* [DIRECTIONS FOR THIS TASK]:
Nothing in the records may be changed; retype them in full.

============================================================

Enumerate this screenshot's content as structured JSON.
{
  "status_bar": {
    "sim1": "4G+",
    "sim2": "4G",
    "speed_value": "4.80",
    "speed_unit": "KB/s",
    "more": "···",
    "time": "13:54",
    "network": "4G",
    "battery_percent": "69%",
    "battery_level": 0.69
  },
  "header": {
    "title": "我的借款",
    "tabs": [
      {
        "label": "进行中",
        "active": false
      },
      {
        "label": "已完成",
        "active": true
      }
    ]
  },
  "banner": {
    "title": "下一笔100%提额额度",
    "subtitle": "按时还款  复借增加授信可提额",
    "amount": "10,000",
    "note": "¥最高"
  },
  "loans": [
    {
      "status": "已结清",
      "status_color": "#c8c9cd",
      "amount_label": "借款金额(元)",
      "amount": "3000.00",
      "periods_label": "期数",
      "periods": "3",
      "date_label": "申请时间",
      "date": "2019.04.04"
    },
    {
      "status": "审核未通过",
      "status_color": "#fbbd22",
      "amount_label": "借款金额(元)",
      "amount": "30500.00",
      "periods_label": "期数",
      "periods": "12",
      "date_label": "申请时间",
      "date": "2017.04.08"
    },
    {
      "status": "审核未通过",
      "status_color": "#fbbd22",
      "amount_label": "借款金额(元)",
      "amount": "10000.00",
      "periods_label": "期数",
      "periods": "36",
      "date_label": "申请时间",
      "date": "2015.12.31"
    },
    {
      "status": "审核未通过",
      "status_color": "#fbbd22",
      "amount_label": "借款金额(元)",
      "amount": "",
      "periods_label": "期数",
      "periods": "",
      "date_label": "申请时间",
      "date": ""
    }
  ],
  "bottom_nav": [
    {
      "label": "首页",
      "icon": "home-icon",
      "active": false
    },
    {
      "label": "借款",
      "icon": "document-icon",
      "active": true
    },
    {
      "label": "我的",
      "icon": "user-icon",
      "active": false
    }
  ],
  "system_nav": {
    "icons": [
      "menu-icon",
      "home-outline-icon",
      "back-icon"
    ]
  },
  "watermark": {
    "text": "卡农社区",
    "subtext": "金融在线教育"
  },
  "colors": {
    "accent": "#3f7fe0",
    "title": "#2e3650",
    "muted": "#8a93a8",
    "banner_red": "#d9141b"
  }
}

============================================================

* [SOLVED EXERCISE]:
Enumerate this screenshot's content as structured JSON.
{
  "status_bar": {
    "sim1": "4G+",
    "sim2": "4G",
    "speed_value": "4.80",
    "speed_unit": "KB/s",
    "more": "···",
    "time": "13:54",
    "network": "4G",
    "battery_percent": "69%",
    "battery_level": 0.69
  },
  "header": {
    "title": "我的借款",
    "tabs": [
      {
        "label": "进行中",
        "active": false
      },
      {
        "label": "已完成",
        "active": true
      }
    ]
  },
  "banner": {
    "title": "下一笔100%提额额度",
    "subtitle": "按时还款  复借增加授信可提额",
    "amount": "10,000",
    "note": "¥最高"
  },
  "loans": [
    {
      "status": "已结清",
      "status_color": "#c8c9cd",
      "amount_label": "借款金额(元)",
      "amount": "3000.00",
      "periods_label": "期数",
      "periods": "3",
      "date_label": "申请时间",
      "date": "2019.04.04"
    },
    {
      "status": "审核未通过",
      "status_color": "#fbbd22",
      "amount_label": "借款金额(元)",
      "amount": "30500.00",
      "periods_label": "期数",
      "periods": "12",
      "date_label": "申请时间",
      "date": "2017.04.08"
    },
    {
      "status": "审核未通过",
      "status_color": "#fbbd22",
      "amount_label": "借款金额(元)",
      "amount": "10000.00",
      "periods_label": "期数",
      "periods": "36",
      "date_label": "申请时间",
      "date": "2015.12.31"
    },
    {
      "status": "审核未通过",
      "status_color": "#fbbd22",
      "amount_label": "借款金额(元)",
      "amount": "",
      "periods_label": "期数",
      "periods": "",
      "date_label": "申请时间",
      "date": ""
    }
  ],
  "bottom_nav": [
    {
      "label": "首页",
      "icon": "home-icon",
      "active": false
    },
    {
      "label": "借款",
      "icon": "document-icon",
      "active": true
    },
    {
      "label": "我的",
      "icon": "user-icon",
      "active": false
    }
  ],
  "system_nav": {
    "icons": [
      "menu-icon",
      "home-outline-icon",
      "back-icon"
    ]
  },
  "watermark": {
    "text": "卡农社区",
    "subtext": "金融在线教育"
  },
  "colors": {
    "accent": "#3f7fe0",
    "title": "#2e3650",
    "muted": "#8a93a8",
    "banner_red": "#d9141b"
  }
}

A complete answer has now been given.